◆ TASK MATERIAL
◇ ◇ ◇
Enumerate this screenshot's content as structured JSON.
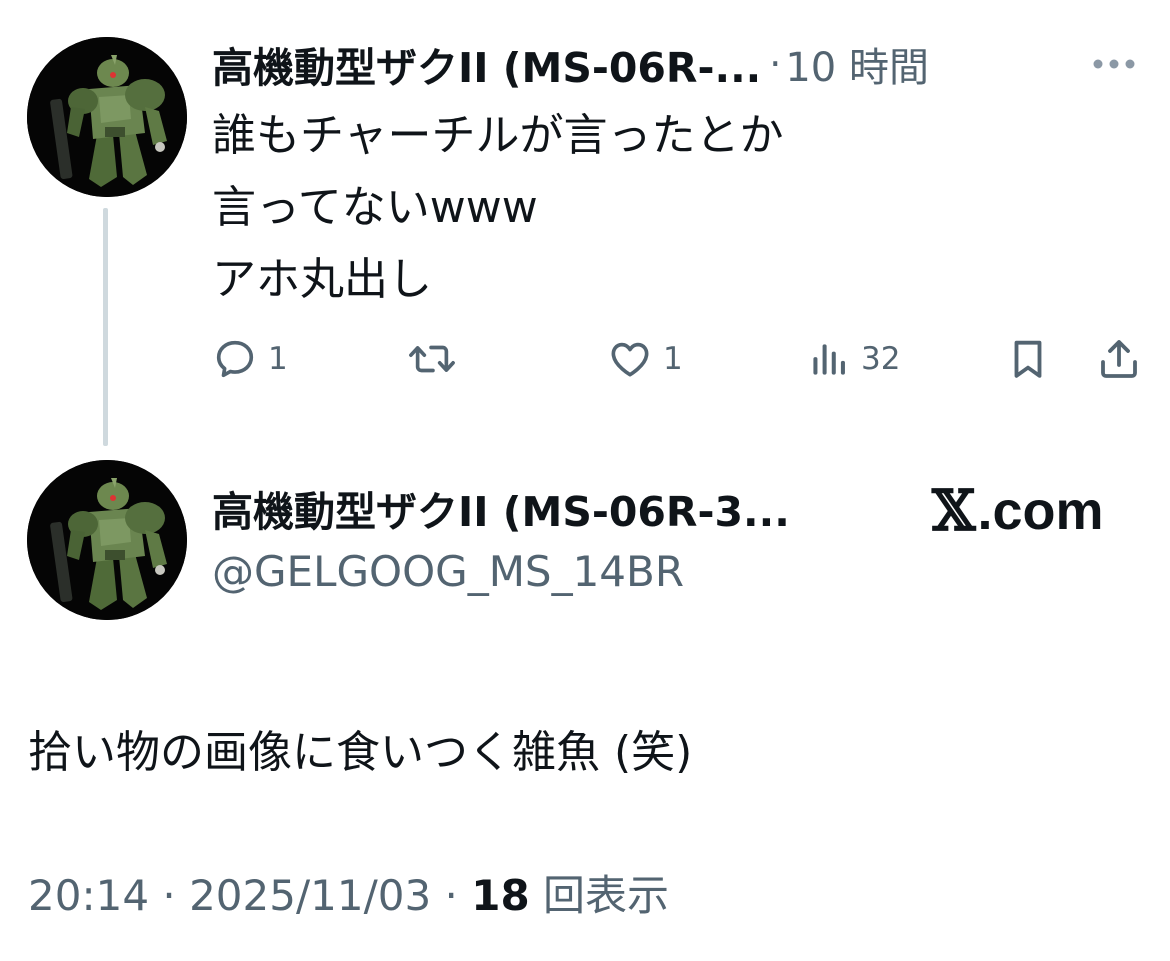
{
  "reply_tweet": {
    "display_name": "高機動型ザクII (MS-06R-...",
    "separator": "·",
    "time": "10 時間",
    "more_label": "···",
    "text_lines": [
      "誰もチャーチルが言ったとか",
      "言ってないwww",
      "アホ丸出し"
    ],
    "actions": {
      "reply_count": "1",
      "retweet_count": "",
      "like_count": "1",
      "views_count": "32"
    },
    "icons": {
      "reply": "comment-icon",
      "retweet": "retweet-icon",
      "like": "heart-icon",
      "views": "analytics-icon",
      "bookmark": "bookmark-icon",
      "share": "share-icon"
    }
  },
  "quoted_tweet": {
    "display_name": "高機動型ザクII (MS-06R-3...",
    "handle": "@GELGOOG_MS_14BR",
    "source_logo": "𝕏",
    "source_domain": ".com",
    "text": "拾い物の画像に食いつく雑魚 (笑)",
    "timestamp": "20:14 · 2025/11/03 · ",
    "views_number": "18",
    "views_label": " 回表示"
  },
  "colors": {
    "text_primary": "#0f1419",
    "text_secondary": "#536471",
    "thread_line": "#cfd9de",
    "avatar_bg": "#050505",
    "mecha_green": "#5f7a45"
  }
}
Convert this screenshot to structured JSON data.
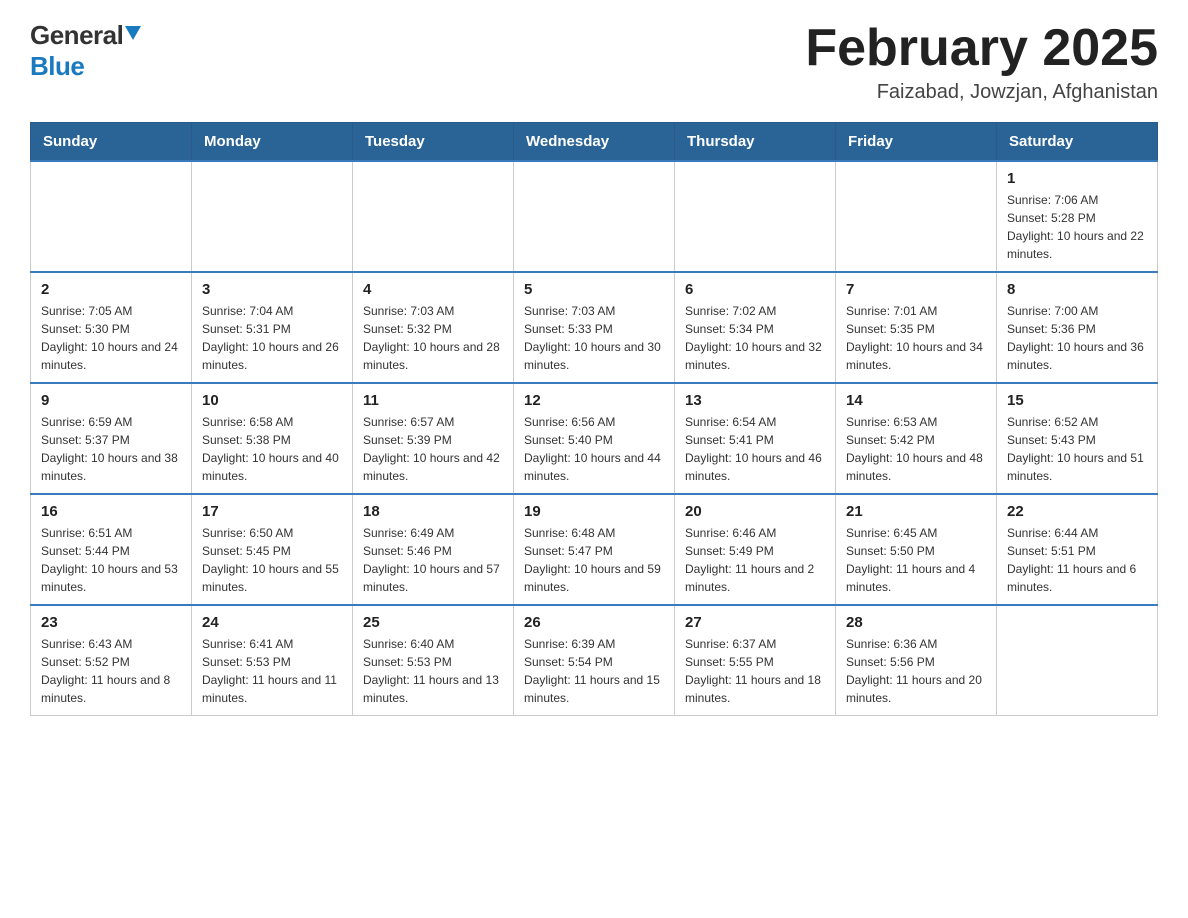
{
  "logo": {
    "general": "General",
    "blue": "Blue"
  },
  "title": "February 2025",
  "subtitle": "Faizabad, Jowzjan, Afghanistan",
  "days_of_week": [
    "Sunday",
    "Monday",
    "Tuesday",
    "Wednesday",
    "Thursday",
    "Friday",
    "Saturday"
  ],
  "weeks": [
    [
      {
        "day": "",
        "info": ""
      },
      {
        "day": "",
        "info": ""
      },
      {
        "day": "",
        "info": ""
      },
      {
        "day": "",
        "info": ""
      },
      {
        "day": "",
        "info": ""
      },
      {
        "day": "",
        "info": ""
      },
      {
        "day": "1",
        "info": "Sunrise: 7:06 AM\nSunset: 5:28 PM\nDaylight: 10 hours and 22 minutes."
      }
    ],
    [
      {
        "day": "2",
        "info": "Sunrise: 7:05 AM\nSunset: 5:30 PM\nDaylight: 10 hours and 24 minutes."
      },
      {
        "day": "3",
        "info": "Sunrise: 7:04 AM\nSunset: 5:31 PM\nDaylight: 10 hours and 26 minutes."
      },
      {
        "day": "4",
        "info": "Sunrise: 7:03 AM\nSunset: 5:32 PM\nDaylight: 10 hours and 28 minutes."
      },
      {
        "day": "5",
        "info": "Sunrise: 7:03 AM\nSunset: 5:33 PM\nDaylight: 10 hours and 30 minutes."
      },
      {
        "day": "6",
        "info": "Sunrise: 7:02 AM\nSunset: 5:34 PM\nDaylight: 10 hours and 32 minutes."
      },
      {
        "day": "7",
        "info": "Sunrise: 7:01 AM\nSunset: 5:35 PM\nDaylight: 10 hours and 34 minutes."
      },
      {
        "day": "8",
        "info": "Sunrise: 7:00 AM\nSunset: 5:36 PM\nDaylight: 10 hours and 36 minutes."
      }
    ],
    [
      {
        "day": "9",
        "info": "Sunrise: 6:59 AM\nSunset: 5:37 PM\nDaylight: 10 hours and 38 minutes."
      },
      {
        "day": "10",
        "info": "Sunrise: 6:58 AM\nSunset: 5:38 PM\nDaylight: 10 hours and 40 minutes."
      },
      {
        "day": "11",
        "info": "Sunrise: 6:57 AM\nSunset: 5:39 PM\nDaylight: 10 hours and 42 minutes."
      },
      {
        "day": "12",
        "info": "Sunrise: 6:56 AM\nSunset: 5:40 PM\nDaylight: 10 hours and 44 minutes."
      },
      {
        "day": "13",
        "info": "Sunrise: 6:54 AM\nSunset: 5:41 PM\nDaylight: 10 hours and 46 minutes."
      },
      {
        "day": "14",
        "info": "Sunrise: 6:53 AM\nSunset: 5:42 PM\nDaylight: 10 hours and 48 minutes."
      },
      {
        "day": "15",
        "info": "Sunrise: 6:52 AM\nSunset: 5:43 PM\nDaylight: 10 hours and 51 minutes."
      }
    ],
    [
      {
        "day": "16",
        "info": "Sunrise: 6:51 AM\nSunset: 5:44 PM\nDaylight: 10 hours and 53 minutes."
      },
      {
        "day": "17",
        "info": "Sunrise: 6:50 AM\nSunset: 5:45 PM\nDaylight: 10 hours and 55 minutes."
      },
      {
        "day": "18",
        "info": "Sunrise: 6:49 AM\nSunset: 5:46 PM\nDaylight: 10 hours and 57 minutes."
      },
      {
        "day": "19",
        "info": "Sunrise: 6:48 AM\nSunset: 5:47 PM\nDaylight: 10 hours and 59 minutes."
      },
      {
        "day": "20",
        "info": "Sunrise: 6:46 AM\nSunset: 5:49 PM\nDaylight: 11 hours and 2 minutes."
      },
      {
        "day": "21",
        "info": "Sunrise: 6:45 AM\nSunset: 5:50 PM\nDaylight: 11 hours and 4 minutes."
      },
      {
        "day": "22",
        "info": "Sunrise: 6:44 AM\nSunset: 5:51 PM\nDaylight: 11 hours and 6 minutes."
      }
    ],
    [
      {
        "day": "23",
        "info": "Sunrise: 6:43 AM\nSunset: 5:52 PM\nDaylight: 11 hours and 8 minutes."
      },
      {
        "day": "24",
        "info": "Sunrise: 6:41 AM\nSunset: 5:53 PM\nDaylight: 11 hours and 11 minutes."
      },
      {
        "day": "25",
        "info": "Sunrise: 6:40 AM\nSunset: 5:53 PM\nDaylight: 11 hours and 13 minutes."
      },
      {
        "day": "26",
        "info": "Sunrise: 6:39 AM\nSunset: 5:54 PM\nDaylight: 11 hours and 15 minutes."
      },
      {
        "day": "27",
        "info": "Sunrise: 6:37 AM\nSunset: 5:55 PM\nDaylight: 11 hours and 18 minutes."
      },
      {
        "day": "28",
        "info": "Sunrise: 6:36 AM\nSunset: 5:56 PM\nDaylight: 11 hours and 20 minutes."
      },
      {
        "day": "",
        "info": ""
      }
    ]
  ]
}
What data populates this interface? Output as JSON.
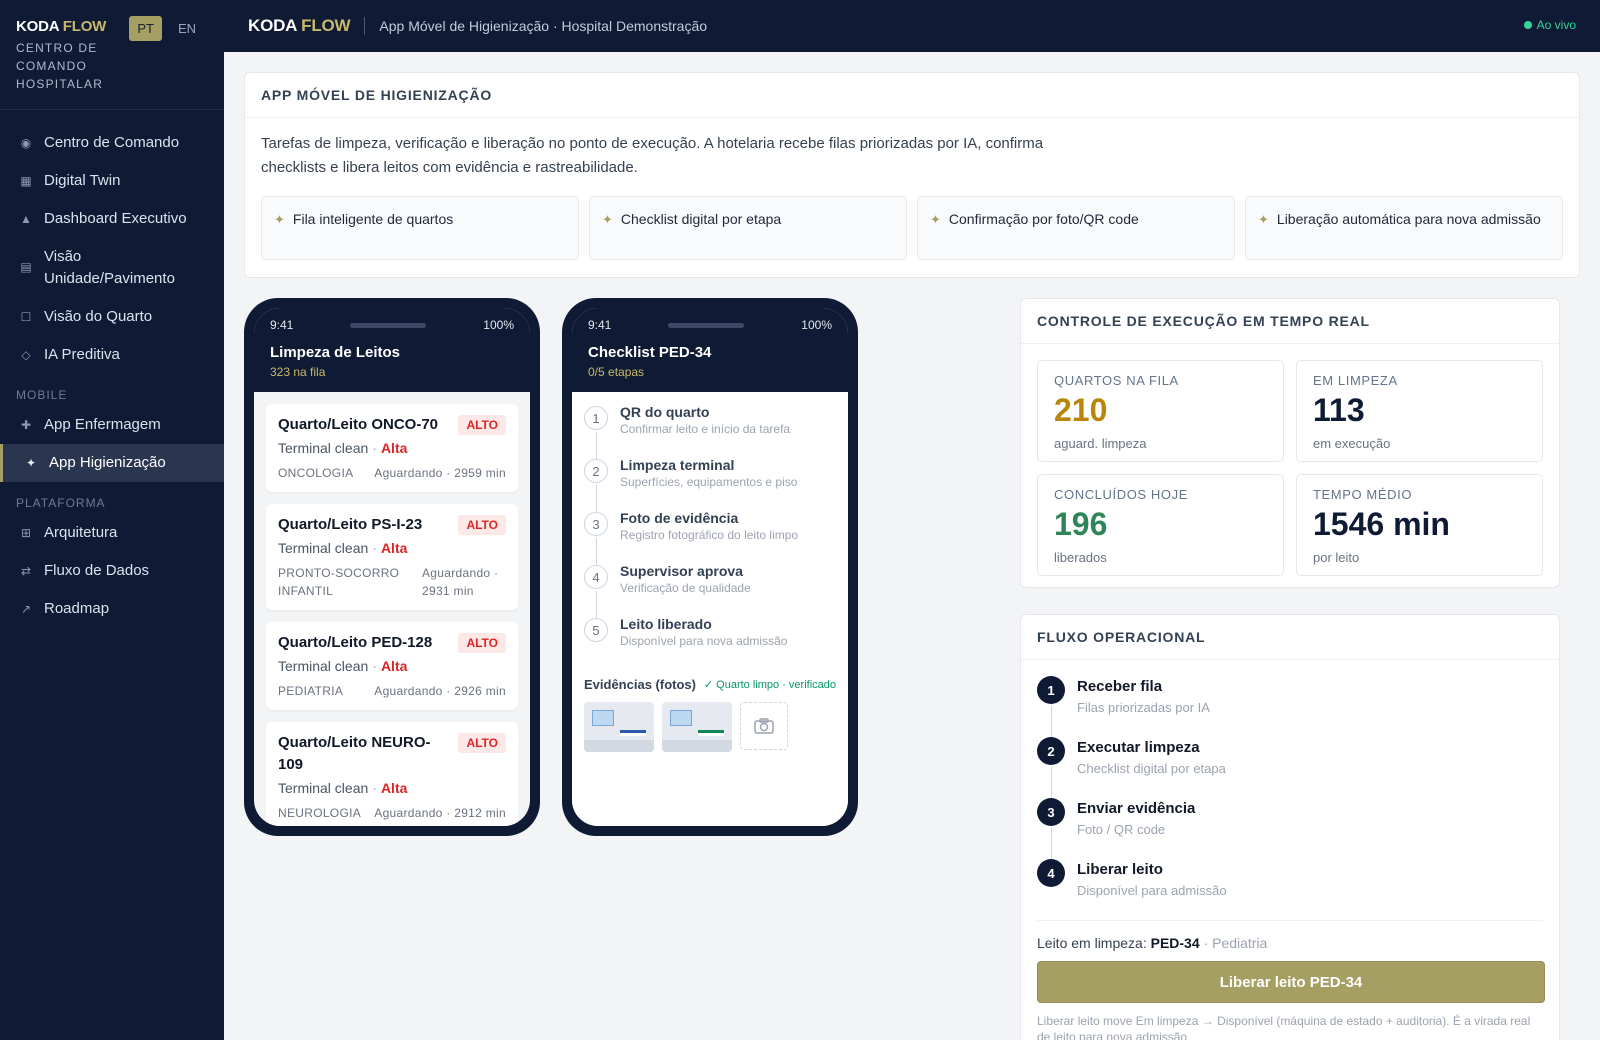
{
  "brand": {
    "koda": "KODA",
    "flow": "FLOW",
    "subtitle": "CENTRO DE COMANDO HOSPITALAR"
  },
  "lang": {
    "pt": "PT",
    "en": "EN"
  },
  "sidebar": {
    "items_top": [
      {
        "icon": "target-icon",
        "label": "Centro de Comando"
      },
      {
        "icon": "grid-icon",
        "label": "Digital Twin"
      },
      {
        "icon": "triangle-icon",
        "label": "Dashboard Executivo"
      },
      {
        "icon": "layers-icon",
        "label": "Visão Unidade/Pavimento"
      },
      {
        "icon": "square-icon",
        "label": "Visão do Quarto"
      },
      {
        "icon": "diamond-icon",
        "label": "IA Preditiva"
      }
    ],
    "mobile_title": "MOBILE",
    "items_mobile": [
      {
        "icon": "plus-icon",
        "label": "App Enfermagem"
      },
      {
        "icon": "sparkle-icon",
        "label": "App Higienização"
      }
    ],
    "platform_title": "PLATAFORMA",
    "items_platform": [
      {
        "icon": "grid-icon",
        "label": "Arquitetura"
      },
      {
        "icon": "arrows-icon",
        "label": "Fluxo de Dados"
      },
      {
        "icon": "trend-arrow-icon",
        "label": "Roadmap"
      }
    ]
  },
  "topbar": {
    "koda": "KODA",
    "flow": "FLOW",
    "crumb": "App Móvel de Higienização · Hospital Demonstração",
    "live": "Ao vivo"
  },
  "intro": {
    "title": "APP MÓVEL DE HIGIENIZAÇÃO",
    "text": "Tarefas de limpeza, verificação e liberação no ponto de execução. A hotelaria recebe filas priorizadas por IA, confirma checklists e libera leitos com evidência e rastreabilidade.",
    "features": [
      "Fila inteligente de quartos",
      "Checklist digital por etapa",
      "Confirmação por foto/QR code",
      "Liberação automática para nova admissão"
    ]
  },
  "phone1": {
    "time": "9:41",
    "battery": "100%",
    "title": "Limpeza de Leitos",
    "subtitle": "323 na fila",
    "tasks": [
      {
        "title": "Quarto/Leito ONCO-70",
        "badge": "ALTO",
        "type": "Terminal clean",
        "priority": "Alta",
        "dept": "ONCOLOGIA",
        "wait": "Aguardando · 2959 min"
      },
      {
        "title": "Quarto/Leito PS-I-23",
        "badge": "ALTO",
        "type": "Terminal clean",
        "priority": "Alta",
        "dept": "PRONTO-SOCORRO INFANTIL",
        "wait": "Aguardando · 2931 min"
      },
      {
        "title": "Quarto/Leito PED-128",
        "badge": "ALTO",
        "type": "Terminal clean",
        "priority": "Alta",
        "dept": "PEDIATRIA",
        "wait": "Aguardando · 2926 min"
      },
      {
        "title": "Quarto/Leito NEURO-109",
        "badge": "ALTO",
        "type": "Terminal clean",
        "priority": "Alta",
        "dept": "NEUROLOGIA",
        "wait": "Aguardando · 2912 min"
      }
    ]
  },
  "phone2": {
    "time": "9:41",
    "battery": "100%",
    "title": "Checklist PED-34",
    "subtitle": "0/5 etapas",
    "steps": [
      {
        "n": "1",
        "title": "QR do quarto",
        "desc": "Confirmar leito e início da tarefa"
      },
      {
        "n": "2",
        "title": "Limpeza terminal",
        "desc": "Superfícies, equipamentos e piso"
      },
      {
        "n": "3",
        "title": "Foto de evidência",
        "desc": "Registro fotográfico do leito limpo"
      },
      {
        "n": "4",
        "title": "Supervisor aprova",
        "desc": "Verificação de qualidade"
      },
      {
        "n": "5",
        "title": "Leito liberado",
        "desc": "Disponível para nova admissão"
      }
    ],
    "evidence_title": "Evidências (fotos)",
    "evidence_status": "✓ Quarto limpo · verificado"
  },
  "kpis": {
    "title": "CONTROLE DE EXECUÇÃO EM TEMPO REAL",
    "items": [
      {
        "label": "QUARTOS NA FILA",
        "value": "210",
        "sub": "aguard. limpeza",
        "color": "#b8860b"
      },
      {
        "label": "EM LIMPEZA",
        "value": "113",
        "sub": "em execução",
        "color": "#0f1b35"
      },
      {
        "label": "CONCLUÍDOS HOJE",
        "value": "196",
        "sub": "liberados",
        "color": "#2f855a"
      },
      {
        "label": "TEMPO MÉDIO",
        "value": "1546 min",
        "sub": "por leito",
        "color": "#0f1b35"
      }
    ]
  },
  "flow": {
    "title": "FLUXO OPERACIONAL",
    "steps": [
      {
        "n": "1",
        "title": "Receber fila",
        "desc": "Filas priorizadas por IA"
      },
      {
        "n": "2",
        "title": "Executar limpeza",
        "desc": "Checklist digital por etapa"
      },
      {
        "n": "3",
        "title": "Enviar evidência",
        "desc": "Foto / QR code"
      },
      {
        "n": "4",
        "title": "Liberar leito",
        "desc": "Disponível para admissão"
      }
    ],
    "bed_label": "Leito em limpeza:",
    "bed_id": "PED-34",
    "bed_unit": "· Pediatria",
    "button": "Liberar leito PED-34",
    "note": "Liberar leito move Em limpeza → Disponível (máquina de estado + auditoria). É a virada real de leito para nova admissão."
  }
}
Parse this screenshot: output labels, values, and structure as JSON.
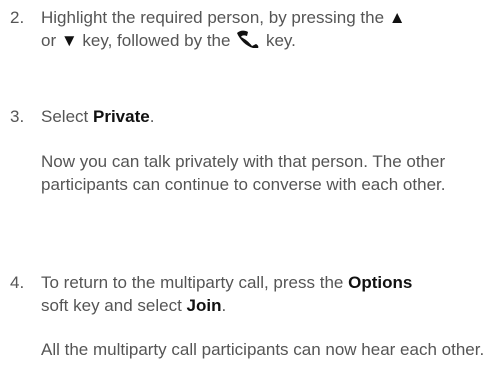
{
  "steps": [
    {
      "number": "2.",
      "parts": {
        "a": "Highlight the required person, by pressing the",
        "b": "or",
        "c": "key, followed by the",
        "d": "key."
      },
      "icons": {
        "up": "▲",
        "down": "▼",
        "call": "call-key-icon"
      }
    },
    {
      "number": "3.",
      "parts": {
        "a": "Select",
        "bold": "Private",
        "end": "."
      },
      "note": "Now you can talk privately with that person. The other participants can continue to converse with each other."
    },
    {
      "number": "4.",
      "parts": {
        "a": "To return to the multiparty call, press the",
        "bold1": "Options",
        "b": "soft key and select",
        "bold2": "Join",
        "end": "."
      },
      "note": "All the multiparty call participants can now hear each other."
    }
  ],
  "colors": {
    "text": "#555555",
    "emphasis": "#111111"
  }
}
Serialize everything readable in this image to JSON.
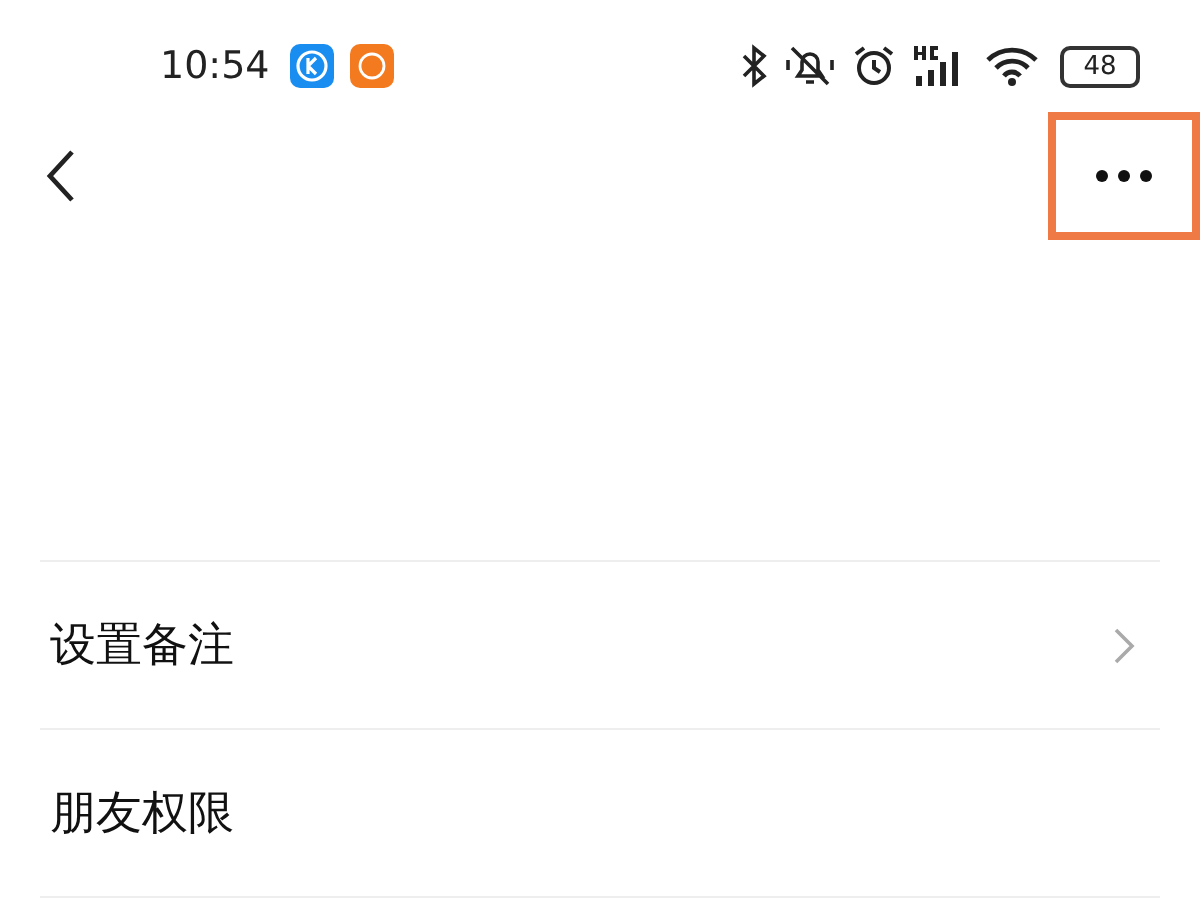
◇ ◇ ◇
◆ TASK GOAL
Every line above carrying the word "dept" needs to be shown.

◆ RESULT
        "dept": "ONCOLOGIA",
        "dept": "PRONTO-SOCORRO INFANTIL",
        "dept": "PEDIATRIA",
        "dept": "NEUROLOGIA",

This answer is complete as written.